Work task
Give the data again exactly as written, skipping any pictures.

Excerpted data
↓↓↓
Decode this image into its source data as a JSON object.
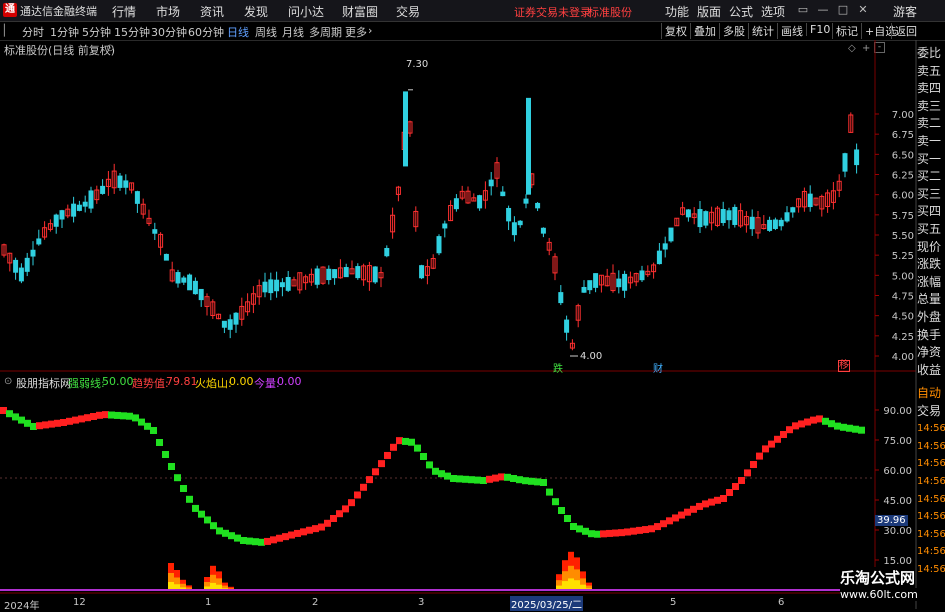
{
  "menubar": {
    "app_title": "通达信金融终端",
    "items": [
      "行情",
      "市场",
      "资讯",
      "发现",
      "问小达",
      "财富圈",
      "交易"
    ],
    "broker_status": "证券交易未登录",
    "broker_name": "标准股份",
    "right_items": [
      "功能",
      "版面",
      "公式",
      "选项"
    ],
    "guest": "游客"
  },
  "toolbar": {
    "periods": [
      "分时",
      "1分钟",
      "5分钟",
      "15分钟",
      "30分钟",
      "60分钟",
      "日线",
      "周线",
      "月线",
      "多周期",
      "更多"
    ],
    "active_period": "日线",
    "right_buttons": [
      "复权",
      "叠加",
      "多股",
      "统计",
      "画线",
      "F10",
      "标记",
      "+自选",
      "返回"
    ]
  },
  "main_chart": {
    "label": "标准股份(日线 前复权)",
    "y_ticks": [
      "7.00",
      "6.75",
      "6.50",
      "6.25",
      "6.00",
      "5.75",
      "5.50",
      "5.25",
      "5.00",
      "4.75",
      "4.50",
      "4.25",
      "4.00"
    ],
    "high_marker": "7.30",
    "low_marker": "4.00",
    "events": [
      {
        "text": "跌",
        "color": "#40e040"
      },
      {
        "text": "财",
        "color": "#40b0ff"
      },
      {
        "text": "移",
        "color": "#ff4040"
      }
    ]
  },
  "side_panel": {
    "items": [
      "委比",
      "卖五",
      "卖四",
      "卖三",
      "卖二",
      "卖一",
      "买一",
      "买二",
      "买三",
      "买四",
      "买五",
      "现价",
      "涨跌",
      "涨幅",
      "总量",
      "外盘",
      "换手",
      "净资",
      "收益"
    ],
    "bottom_items": [
      "自动",
      "交易"
    ],
    "times": [
      "14:56",
      "14:56",
      "14:56",
      "14:56",
      "14:56",
      "14:56",
      "14:56",
      "14:56",
      "14:56"
    ]
  },
  "indicator": {
    "name": "股朋指标网",
    "lines": [
      {
        "label": "强弱线:",
        "value": "50.00",
        "color": "#40e040"
      },
      {
        "label": "趋势值:",
        "value": "79.81",
        "color": "#ff4040"
      },
      {
        "label": "火焰山:",
        "value": "0.00",
        "color": "#ffd700"
      },
      {
        "label": "今量:",
        "value": "0.00",
        "color": "#d040ff"
      }
    ],
    "y_ticks": [
      "90.00",
      "75.00",
      "60.00",
      "45.00",
      "30.00",
      "15.00"
    ],
    "current_value": "39.96"
  },
  "x_axis": {
    "labels": [
      "2024年",
      "12",
      "1",
      "2",
      "3",
      "4",
      "5",
      "6"
    ],
    "active_label": "2025/03/25/二"
  },
  "watermark": {
    "title": "乐淘公式网",
    "url": "www.60lt.com"
  },
  "colors": {
    "up": "#ff3030",
    "down": "#30d0e0",
    "bg": "#000000",
    "grid": "#5a0000"
  }
}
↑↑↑
Result of the task
Decode this image into its source data as a JSON object.
{
  "menubar": {
    "app_title": "通达信金融终端",
    "items": [
      "行情",
      "市场",
      "资讯",
      "发现",
      "问小达",
      "财富圈",
      "交易"
    ],
    "broker_status": "证券交易未登录",
    "broker_name": "标准股份",
    "right_items": [
      "功能",
      "版面",
      "公式",
      "选项"
    ],
    "guest": "游客"
  },
  "toolbar": {
    "periods": [
      "分时",
      "1分钟",
      "5分钟",
      "15分钟",
      "30分钟",
      "60分钟",
      "日线",
      "周线",
      "月线",
      "多周期",
      "更多"
    ],
    "active_period": "日线",
    "right_buttons": [
      "复权",
      "叠加",
      "多股",
      "统计",
      "画线",
      "F10",
      "标记",
      "+自选",
      "返回"
    ]
  },
  "main_chart": {
    "label": "标准股份(日线 前复权)",
    "y_ticks": [
      "7.00",
      "6.75",
      "6.50",
      "6.25",
      "6.00",
      "5.75",
      "5.50",
      "5.25",
      "5.00",
      "4.75",
      "4.50",
      "4.25",
      "4.00"
    ],
    "high_marker": "7.30",
    "low_marker": "4.00",
    "events": [
      {
        "text": "跌",
        "color": "#40e040"
      },
      {
        "text": "财",
        "color": "#40b0ff"
      },
      {
        "text": "移",
        "color": "#ff4040"
      }
    ]
  },
  "side_panel": {
    "items": [
      "委比",
      "卖五",
      "卖四",
      "卖三",
      "卖二",
      "卖一",
      "买一",
      "买二",
      "买三",
      "买四",
      "买五",
      "现价",
      "涨跌",
      "涨幅",
      "总量",
      "外盘",
      "换手",
      "净资",
      "收益"
    ],
    "bottom_items": [
      "自动",
      "交易"
    ],
    "times": [
      "14:56",
      "14:56",
      "14:56",
      "14:56",
      "14:56",
      "14:56",
      "14:56",
      "14:56",
      "14:56"
    ]
  },
  "indicator": {
    "name": "股朋指标网",
    "lines": [
      {
        "label": "强弱线:",
        "value": "50.00",
        "color": "#40e040"
      },
      {
        "label": "趋势值:",
        "value": "79.81",
        "color": "#ff4040"
      },
      {
        "label": "火焰山:",
        "value": "0.00",
        "color": "#ffd700"
      },
      {
        "label": "今量:",
        "value": "0.00",
        "color": "#d040ff"
      }
    ],
    "y_ticks": [
      "90.00",
      "75.00",
      "60.00",
      "45.00",
      "30.00",
      "15.00"
    ],
    "current_value": "39.96"
  },
  "x_axis": {
    "labels": [
      "2024年",
      "12",
      "1",
      "2",
      "3",
      "4",
      "5",
      "6"
    ],
    "active_label": "2025/03/25/二"
  },
  "watermark": {
    "title": "乐淘公式网",
    "url": "www.60lt.com"
  },
  "colors": {
    "up": "#ff3030",
    "down": "#30d0e0",
    "bg": "#000000",
    "grid": "#5a0000"
  }
}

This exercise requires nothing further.